ACTIVITY
Check each line of the records below for the word "text" and give the number of lines that have it, with nothing added.

PROVIDED ENTRIES

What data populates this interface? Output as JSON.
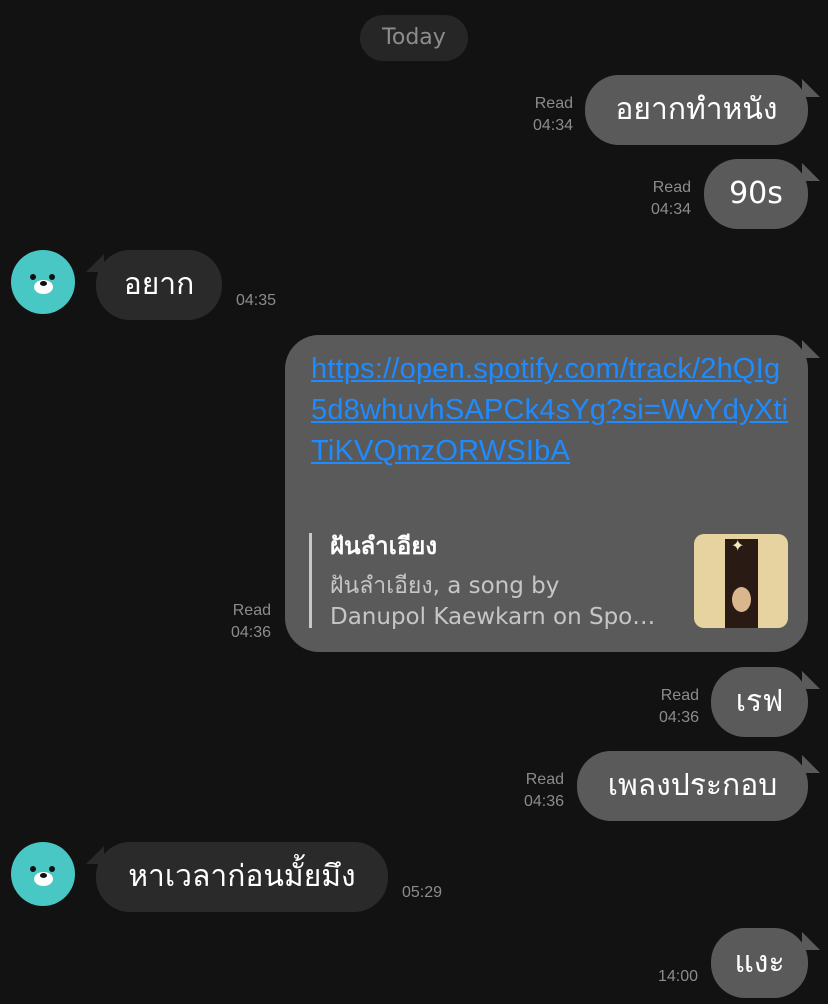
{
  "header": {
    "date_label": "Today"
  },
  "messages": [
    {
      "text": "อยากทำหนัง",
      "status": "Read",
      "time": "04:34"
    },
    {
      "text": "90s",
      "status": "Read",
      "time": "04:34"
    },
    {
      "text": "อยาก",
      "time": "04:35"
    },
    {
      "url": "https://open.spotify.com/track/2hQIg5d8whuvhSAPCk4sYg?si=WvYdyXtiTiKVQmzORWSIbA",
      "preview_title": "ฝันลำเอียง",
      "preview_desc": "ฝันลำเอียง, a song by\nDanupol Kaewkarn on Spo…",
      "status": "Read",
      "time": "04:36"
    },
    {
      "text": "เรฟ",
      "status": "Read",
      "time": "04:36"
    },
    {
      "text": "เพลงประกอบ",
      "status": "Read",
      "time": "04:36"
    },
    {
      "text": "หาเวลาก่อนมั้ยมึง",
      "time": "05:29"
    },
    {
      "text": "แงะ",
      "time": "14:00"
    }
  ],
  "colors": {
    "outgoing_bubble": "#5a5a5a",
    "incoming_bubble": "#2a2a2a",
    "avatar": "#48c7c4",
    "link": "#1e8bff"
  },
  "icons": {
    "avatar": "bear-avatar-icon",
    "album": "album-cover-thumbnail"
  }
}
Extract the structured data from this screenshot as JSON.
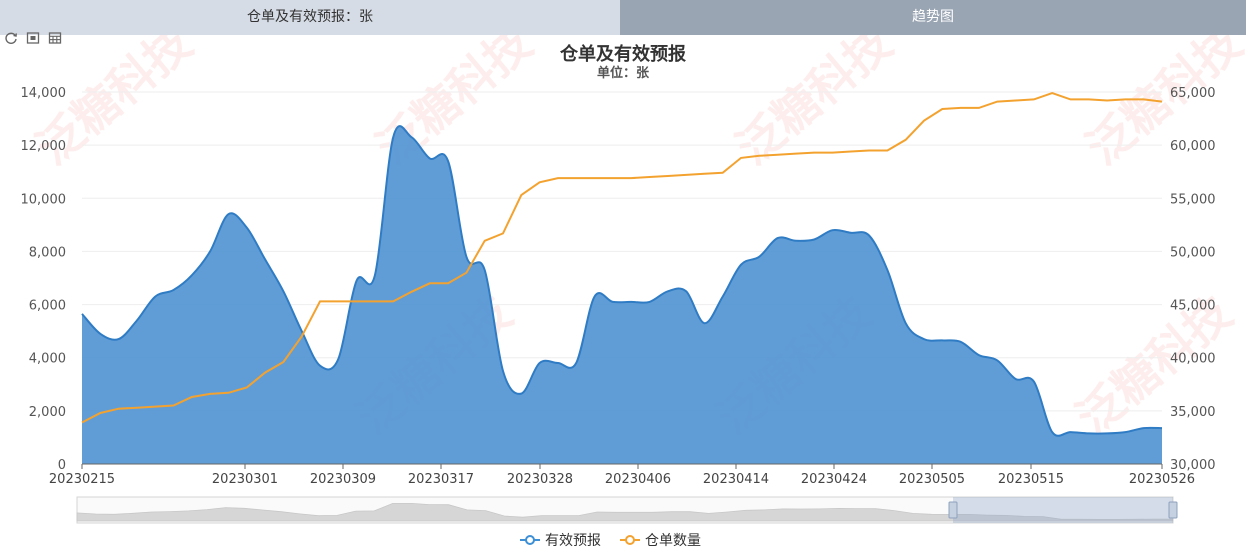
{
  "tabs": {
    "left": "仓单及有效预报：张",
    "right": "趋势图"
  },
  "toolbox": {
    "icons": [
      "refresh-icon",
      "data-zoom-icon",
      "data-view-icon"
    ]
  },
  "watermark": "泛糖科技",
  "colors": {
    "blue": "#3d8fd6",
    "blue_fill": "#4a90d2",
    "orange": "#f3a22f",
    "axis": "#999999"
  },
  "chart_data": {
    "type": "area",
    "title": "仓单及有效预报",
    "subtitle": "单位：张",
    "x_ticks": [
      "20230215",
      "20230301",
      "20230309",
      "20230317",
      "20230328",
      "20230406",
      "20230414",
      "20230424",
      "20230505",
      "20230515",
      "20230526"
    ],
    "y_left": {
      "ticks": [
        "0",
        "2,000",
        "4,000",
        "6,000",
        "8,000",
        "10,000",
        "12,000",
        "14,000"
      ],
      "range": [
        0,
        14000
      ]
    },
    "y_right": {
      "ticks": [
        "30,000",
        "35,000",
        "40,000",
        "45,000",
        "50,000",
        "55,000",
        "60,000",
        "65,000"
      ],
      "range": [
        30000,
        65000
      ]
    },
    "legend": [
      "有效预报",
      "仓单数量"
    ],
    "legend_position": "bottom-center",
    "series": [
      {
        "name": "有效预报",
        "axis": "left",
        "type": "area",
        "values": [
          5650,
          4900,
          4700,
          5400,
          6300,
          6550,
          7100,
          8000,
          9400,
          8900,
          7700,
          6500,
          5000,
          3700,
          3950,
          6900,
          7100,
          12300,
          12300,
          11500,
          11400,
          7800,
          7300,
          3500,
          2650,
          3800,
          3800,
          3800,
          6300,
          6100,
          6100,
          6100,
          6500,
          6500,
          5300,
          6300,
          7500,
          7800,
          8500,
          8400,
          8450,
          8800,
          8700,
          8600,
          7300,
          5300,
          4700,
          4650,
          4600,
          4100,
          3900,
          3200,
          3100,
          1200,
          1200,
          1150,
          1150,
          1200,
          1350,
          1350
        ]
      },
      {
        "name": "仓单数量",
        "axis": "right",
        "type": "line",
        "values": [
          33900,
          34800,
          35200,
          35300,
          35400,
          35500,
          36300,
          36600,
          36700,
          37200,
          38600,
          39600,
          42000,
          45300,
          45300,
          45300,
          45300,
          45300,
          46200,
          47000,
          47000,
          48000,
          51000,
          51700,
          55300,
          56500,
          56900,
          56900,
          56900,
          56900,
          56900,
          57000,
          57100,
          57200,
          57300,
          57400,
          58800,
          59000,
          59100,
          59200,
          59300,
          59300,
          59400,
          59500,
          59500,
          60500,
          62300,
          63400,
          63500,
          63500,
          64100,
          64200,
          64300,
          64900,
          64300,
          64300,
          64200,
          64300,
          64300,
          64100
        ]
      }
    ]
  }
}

EXERCISE RESULT
7